Thus, the government seeks to escape from Gazprom’s take-or-pay system. However, the same government’s almost frantic quest for price discounts (contrary to Azarov’s “market conditions”) would cement Ukrainian dependency on Gazprom.

The Ukrainian government seems prepared to reject Putin’s suggestion that Ukraine join the Russia-Belarus-Kazakhstan Customs Union in order to qualify for cheap gas. According to Deputy Prime Minister Serhiy Tyhypko, the government would choose to pay the contract-stipulated price for Russian gas, rather participate in the Russia-led Customs Union. The government’s draft budget for 2010 envisages an average price of $334 per one thousand cubic meters of Russian gas during the current year, in line with the existing contract. Tyhypko recommends accepting this price, which would force Ukraine to introduce energy-conservation measures, increase domestic gas extraction, and seek access to liquefied natural gas (Inter TV, March 27).

Opposition forces led by Yulia Tymoshenko are warning that they would resist any attempt by the government to swap national assets such as gas pipelines for Russian gas at discounted prices. Tymoshenko’s BYUT and other opposition parties describe such a policy as corresponding with the interests of Ukrainian industrial oligarchs, grouped around the governing Party of Regions (Interfax-Ukraine, UNIAN, March 26, 27).

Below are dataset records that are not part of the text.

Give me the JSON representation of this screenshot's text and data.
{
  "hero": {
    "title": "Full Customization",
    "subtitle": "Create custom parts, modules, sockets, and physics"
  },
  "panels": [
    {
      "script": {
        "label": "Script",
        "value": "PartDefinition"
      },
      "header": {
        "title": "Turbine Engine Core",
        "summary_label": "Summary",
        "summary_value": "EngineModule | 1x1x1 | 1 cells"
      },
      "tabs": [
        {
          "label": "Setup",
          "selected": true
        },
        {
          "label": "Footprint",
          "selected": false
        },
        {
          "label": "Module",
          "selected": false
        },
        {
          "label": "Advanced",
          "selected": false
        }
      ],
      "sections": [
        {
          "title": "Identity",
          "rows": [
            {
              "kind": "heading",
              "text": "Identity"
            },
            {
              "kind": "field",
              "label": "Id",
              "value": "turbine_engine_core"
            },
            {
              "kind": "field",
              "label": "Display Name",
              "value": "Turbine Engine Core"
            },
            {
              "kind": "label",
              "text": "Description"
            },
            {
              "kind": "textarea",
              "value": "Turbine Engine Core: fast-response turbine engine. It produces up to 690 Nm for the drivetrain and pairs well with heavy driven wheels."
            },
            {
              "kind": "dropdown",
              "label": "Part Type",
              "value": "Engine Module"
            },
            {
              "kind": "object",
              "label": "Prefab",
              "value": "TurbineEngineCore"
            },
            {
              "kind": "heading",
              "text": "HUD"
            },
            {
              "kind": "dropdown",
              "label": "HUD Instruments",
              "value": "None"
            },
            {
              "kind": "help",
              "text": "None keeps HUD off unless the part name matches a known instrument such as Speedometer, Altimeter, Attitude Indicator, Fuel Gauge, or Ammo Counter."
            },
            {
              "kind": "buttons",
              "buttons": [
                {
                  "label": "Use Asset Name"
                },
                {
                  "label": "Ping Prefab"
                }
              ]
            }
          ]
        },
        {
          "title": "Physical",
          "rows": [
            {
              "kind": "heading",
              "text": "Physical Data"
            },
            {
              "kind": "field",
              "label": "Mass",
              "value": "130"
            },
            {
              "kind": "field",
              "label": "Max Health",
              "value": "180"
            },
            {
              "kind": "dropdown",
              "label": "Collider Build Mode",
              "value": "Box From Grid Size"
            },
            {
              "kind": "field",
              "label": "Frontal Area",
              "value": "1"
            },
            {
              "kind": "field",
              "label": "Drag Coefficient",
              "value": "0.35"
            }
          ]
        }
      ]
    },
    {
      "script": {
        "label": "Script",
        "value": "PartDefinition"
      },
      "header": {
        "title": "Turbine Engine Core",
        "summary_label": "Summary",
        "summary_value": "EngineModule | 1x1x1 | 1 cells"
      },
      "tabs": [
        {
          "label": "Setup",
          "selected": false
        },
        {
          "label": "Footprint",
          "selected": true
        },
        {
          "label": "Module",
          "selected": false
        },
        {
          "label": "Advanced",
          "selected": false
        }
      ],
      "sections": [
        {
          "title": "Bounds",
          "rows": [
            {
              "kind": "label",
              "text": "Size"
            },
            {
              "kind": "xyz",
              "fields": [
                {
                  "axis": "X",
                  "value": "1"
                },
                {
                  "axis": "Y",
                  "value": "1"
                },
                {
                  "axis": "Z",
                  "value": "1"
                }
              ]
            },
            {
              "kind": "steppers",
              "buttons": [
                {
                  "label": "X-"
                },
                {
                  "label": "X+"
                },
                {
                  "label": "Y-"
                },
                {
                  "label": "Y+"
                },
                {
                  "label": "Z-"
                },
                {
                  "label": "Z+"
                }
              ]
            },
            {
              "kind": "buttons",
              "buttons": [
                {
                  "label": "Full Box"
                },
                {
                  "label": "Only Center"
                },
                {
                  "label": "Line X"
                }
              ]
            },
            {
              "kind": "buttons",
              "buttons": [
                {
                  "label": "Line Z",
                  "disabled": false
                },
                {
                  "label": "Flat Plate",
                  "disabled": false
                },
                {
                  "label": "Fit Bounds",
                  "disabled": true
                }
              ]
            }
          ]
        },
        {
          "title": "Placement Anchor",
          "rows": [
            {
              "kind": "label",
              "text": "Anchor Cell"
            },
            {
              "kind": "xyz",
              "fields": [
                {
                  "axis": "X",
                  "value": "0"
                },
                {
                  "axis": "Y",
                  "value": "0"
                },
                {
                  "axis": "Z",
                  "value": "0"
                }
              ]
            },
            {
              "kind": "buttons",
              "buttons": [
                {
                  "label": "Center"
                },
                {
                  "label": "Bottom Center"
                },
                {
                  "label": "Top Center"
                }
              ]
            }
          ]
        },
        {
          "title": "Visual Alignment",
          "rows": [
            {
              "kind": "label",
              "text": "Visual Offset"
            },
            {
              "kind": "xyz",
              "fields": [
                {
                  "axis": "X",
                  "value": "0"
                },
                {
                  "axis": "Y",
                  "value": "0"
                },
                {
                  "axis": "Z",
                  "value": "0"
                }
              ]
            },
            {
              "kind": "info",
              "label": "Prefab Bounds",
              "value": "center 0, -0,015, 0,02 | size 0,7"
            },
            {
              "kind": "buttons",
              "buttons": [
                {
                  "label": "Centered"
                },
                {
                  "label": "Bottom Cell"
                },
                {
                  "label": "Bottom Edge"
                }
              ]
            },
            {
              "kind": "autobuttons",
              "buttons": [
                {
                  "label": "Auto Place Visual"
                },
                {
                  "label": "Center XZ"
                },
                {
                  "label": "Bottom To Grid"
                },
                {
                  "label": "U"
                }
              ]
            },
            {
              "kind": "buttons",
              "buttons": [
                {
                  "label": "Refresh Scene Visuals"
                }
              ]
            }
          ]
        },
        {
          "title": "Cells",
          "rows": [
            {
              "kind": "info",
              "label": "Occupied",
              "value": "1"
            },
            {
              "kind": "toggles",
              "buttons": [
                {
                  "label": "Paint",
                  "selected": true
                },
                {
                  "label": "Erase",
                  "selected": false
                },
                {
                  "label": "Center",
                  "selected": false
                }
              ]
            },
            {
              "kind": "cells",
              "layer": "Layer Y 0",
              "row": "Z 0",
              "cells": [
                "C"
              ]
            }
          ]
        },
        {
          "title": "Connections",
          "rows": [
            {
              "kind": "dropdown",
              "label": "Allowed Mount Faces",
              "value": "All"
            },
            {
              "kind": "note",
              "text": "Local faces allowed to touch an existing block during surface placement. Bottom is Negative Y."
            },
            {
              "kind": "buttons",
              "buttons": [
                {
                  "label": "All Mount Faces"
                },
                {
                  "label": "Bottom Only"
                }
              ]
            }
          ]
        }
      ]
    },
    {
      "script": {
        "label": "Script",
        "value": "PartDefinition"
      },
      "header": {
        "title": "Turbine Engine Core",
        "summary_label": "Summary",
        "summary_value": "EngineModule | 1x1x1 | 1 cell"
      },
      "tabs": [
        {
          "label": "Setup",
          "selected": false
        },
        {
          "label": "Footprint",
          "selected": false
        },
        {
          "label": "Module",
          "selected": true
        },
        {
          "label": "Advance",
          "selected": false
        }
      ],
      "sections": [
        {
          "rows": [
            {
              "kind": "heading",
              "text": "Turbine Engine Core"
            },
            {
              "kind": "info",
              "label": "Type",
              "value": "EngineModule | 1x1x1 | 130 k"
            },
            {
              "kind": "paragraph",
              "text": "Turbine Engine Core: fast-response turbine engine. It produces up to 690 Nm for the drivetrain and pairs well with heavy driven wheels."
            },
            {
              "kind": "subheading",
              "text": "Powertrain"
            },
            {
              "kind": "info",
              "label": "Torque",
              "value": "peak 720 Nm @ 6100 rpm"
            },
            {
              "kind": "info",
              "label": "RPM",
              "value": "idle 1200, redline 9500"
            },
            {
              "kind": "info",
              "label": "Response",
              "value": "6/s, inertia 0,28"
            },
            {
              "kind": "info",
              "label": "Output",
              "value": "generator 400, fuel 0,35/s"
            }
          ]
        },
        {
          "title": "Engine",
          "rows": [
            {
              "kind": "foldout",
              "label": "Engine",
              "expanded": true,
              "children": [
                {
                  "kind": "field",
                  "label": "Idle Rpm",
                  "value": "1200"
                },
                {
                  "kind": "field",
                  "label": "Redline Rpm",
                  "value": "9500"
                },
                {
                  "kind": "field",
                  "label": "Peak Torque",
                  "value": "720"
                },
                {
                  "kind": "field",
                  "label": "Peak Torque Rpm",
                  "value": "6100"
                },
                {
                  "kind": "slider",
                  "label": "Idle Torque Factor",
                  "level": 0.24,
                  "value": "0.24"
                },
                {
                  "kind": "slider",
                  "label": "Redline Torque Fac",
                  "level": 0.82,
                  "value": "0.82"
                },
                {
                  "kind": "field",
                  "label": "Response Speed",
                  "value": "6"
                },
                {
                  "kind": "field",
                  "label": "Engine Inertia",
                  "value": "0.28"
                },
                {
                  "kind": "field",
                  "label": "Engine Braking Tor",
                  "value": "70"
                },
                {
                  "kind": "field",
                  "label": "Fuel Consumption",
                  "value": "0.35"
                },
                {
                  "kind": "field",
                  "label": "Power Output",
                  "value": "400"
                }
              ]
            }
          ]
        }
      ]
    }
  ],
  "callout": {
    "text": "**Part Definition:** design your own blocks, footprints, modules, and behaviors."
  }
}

The government has not yet clarified its intentions regarding the European Union’s offer to assist the reform and upgrading of Ukraine’s gas transit system. Signed in March 2009 between the Tymoshenko government and the EU, the agreement envisages large-scale technical and financial assistance, which would guarantee the Ukrainian system’s independence and modernization. Ukraine’s recent presidential election has delayed the implementation of this agreement. Handling of this unique opportunity will test European credentials of this government and the industrialists who ultimately shape its decisions.